## [TASK DIRECTIONS]
Lines with "this": pull these out of the listing below.

** Opening GIVEN RECORDS block **

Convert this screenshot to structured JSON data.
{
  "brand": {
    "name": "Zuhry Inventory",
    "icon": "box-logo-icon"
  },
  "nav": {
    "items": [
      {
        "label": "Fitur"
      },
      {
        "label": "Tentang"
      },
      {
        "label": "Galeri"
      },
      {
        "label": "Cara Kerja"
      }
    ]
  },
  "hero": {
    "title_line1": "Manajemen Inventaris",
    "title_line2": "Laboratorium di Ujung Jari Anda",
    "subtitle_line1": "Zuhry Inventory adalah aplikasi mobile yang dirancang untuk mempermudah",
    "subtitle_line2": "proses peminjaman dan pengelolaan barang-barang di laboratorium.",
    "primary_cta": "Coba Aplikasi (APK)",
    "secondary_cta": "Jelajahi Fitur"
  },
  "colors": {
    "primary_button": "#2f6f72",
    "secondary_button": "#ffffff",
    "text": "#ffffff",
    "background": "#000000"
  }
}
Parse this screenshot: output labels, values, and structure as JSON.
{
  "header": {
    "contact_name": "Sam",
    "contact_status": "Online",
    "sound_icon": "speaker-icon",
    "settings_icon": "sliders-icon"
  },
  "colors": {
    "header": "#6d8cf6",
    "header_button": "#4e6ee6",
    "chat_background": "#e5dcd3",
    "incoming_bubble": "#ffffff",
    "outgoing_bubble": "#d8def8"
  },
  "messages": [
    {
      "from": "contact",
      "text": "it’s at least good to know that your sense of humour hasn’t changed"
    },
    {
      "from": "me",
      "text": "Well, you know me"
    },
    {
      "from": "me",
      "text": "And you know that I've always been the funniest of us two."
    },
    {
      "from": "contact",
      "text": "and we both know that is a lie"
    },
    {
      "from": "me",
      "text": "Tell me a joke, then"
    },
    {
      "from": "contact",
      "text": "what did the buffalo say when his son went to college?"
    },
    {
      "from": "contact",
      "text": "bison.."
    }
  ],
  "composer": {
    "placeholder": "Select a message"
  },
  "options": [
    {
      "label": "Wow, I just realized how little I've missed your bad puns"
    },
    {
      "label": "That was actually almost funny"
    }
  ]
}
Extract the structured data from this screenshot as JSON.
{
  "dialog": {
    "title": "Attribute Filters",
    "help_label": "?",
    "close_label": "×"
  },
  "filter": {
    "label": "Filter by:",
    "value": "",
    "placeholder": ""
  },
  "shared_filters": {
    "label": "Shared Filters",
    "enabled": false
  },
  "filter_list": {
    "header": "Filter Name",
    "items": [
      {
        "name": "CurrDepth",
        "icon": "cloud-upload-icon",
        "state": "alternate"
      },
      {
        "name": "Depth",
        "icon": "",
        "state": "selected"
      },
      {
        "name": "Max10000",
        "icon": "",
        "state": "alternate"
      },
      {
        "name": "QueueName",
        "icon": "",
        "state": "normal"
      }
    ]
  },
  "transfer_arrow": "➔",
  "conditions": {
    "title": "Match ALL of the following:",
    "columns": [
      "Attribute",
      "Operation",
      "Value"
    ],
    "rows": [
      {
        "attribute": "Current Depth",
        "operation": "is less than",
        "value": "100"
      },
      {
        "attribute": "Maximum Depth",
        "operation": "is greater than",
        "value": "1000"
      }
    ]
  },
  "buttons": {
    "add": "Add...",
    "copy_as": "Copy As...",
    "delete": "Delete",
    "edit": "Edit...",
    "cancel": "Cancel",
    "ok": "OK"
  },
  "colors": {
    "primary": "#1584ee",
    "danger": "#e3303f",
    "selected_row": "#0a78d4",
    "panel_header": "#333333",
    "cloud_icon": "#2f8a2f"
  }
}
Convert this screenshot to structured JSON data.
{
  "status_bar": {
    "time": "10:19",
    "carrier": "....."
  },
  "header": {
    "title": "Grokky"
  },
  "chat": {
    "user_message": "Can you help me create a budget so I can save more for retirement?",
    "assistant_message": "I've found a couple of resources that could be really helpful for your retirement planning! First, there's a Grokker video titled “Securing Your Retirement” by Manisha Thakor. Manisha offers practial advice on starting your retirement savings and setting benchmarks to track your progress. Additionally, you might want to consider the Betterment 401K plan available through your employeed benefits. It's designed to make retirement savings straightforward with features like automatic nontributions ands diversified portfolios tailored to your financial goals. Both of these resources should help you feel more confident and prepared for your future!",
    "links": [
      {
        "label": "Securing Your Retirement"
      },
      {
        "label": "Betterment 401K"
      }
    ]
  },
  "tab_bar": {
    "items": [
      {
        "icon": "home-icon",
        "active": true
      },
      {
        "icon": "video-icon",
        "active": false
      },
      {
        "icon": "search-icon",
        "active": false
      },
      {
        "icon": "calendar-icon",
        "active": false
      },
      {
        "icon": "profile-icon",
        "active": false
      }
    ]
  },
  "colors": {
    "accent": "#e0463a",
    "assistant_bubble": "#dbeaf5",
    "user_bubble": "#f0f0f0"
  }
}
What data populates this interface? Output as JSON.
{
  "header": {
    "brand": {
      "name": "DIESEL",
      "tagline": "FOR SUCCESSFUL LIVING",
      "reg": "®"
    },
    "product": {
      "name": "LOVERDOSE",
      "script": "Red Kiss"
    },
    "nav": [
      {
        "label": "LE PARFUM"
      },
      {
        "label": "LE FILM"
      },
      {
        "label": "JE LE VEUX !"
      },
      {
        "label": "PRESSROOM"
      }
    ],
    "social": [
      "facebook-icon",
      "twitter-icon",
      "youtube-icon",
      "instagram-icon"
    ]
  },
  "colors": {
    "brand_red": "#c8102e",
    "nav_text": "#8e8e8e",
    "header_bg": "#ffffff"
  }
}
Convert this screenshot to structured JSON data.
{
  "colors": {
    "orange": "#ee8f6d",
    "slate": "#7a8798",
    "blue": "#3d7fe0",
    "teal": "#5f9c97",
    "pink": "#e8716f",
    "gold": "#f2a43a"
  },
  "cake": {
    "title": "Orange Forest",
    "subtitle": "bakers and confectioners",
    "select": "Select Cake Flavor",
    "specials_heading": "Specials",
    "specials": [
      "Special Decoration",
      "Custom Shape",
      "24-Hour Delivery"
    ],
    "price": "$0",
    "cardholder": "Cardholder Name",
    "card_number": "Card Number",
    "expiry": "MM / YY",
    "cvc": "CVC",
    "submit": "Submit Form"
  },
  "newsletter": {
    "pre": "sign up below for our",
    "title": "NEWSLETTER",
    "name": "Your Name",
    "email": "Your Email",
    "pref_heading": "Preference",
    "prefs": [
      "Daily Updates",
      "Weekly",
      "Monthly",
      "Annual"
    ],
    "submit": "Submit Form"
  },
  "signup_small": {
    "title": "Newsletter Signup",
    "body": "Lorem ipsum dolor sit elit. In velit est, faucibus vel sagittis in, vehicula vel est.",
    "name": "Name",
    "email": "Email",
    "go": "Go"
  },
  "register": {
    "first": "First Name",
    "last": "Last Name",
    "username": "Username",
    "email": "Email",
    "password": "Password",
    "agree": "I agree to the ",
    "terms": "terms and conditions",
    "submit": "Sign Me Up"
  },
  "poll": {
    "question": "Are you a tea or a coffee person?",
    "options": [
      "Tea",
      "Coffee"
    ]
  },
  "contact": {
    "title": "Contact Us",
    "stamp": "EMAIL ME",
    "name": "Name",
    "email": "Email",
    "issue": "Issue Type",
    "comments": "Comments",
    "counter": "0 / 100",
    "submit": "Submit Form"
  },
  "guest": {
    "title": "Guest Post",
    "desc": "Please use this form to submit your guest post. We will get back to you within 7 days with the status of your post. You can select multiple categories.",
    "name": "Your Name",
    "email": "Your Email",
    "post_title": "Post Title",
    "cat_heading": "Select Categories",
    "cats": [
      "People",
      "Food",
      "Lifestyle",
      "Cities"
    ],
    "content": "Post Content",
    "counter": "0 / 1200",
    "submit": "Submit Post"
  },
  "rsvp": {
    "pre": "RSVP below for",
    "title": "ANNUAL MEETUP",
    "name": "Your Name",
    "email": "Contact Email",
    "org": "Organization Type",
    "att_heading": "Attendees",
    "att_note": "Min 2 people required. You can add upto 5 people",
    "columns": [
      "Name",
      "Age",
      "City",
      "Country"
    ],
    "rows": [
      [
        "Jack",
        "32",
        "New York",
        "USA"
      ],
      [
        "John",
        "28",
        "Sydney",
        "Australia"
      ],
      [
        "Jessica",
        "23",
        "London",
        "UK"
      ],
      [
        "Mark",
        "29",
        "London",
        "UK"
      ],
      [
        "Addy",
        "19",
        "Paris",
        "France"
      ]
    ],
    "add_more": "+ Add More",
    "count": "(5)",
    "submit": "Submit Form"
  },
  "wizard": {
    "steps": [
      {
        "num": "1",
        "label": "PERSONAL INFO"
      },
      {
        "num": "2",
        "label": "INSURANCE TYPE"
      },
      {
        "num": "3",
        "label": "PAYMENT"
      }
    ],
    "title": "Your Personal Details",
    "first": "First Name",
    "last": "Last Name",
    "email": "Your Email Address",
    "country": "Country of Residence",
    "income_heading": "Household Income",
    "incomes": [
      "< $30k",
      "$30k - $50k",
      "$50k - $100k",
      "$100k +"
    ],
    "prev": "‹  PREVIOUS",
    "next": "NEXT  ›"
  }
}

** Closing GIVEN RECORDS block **

## [YOUR RESPONSE]
Convert this screenshot to structured JSON data.
Parse this screenshot: output labels, values, and structure as JSON.
Extract the structured data from this screenshot as JSON.
Convert this screenshot to structured JSON data.
What data populates this interface? Output as JSON.
Convert this screenshot to structured JSON data.
    "desc": "Please use this form to submit your guest post. We will get back to you within 7 days with the status of your post. You can select multiple categories.",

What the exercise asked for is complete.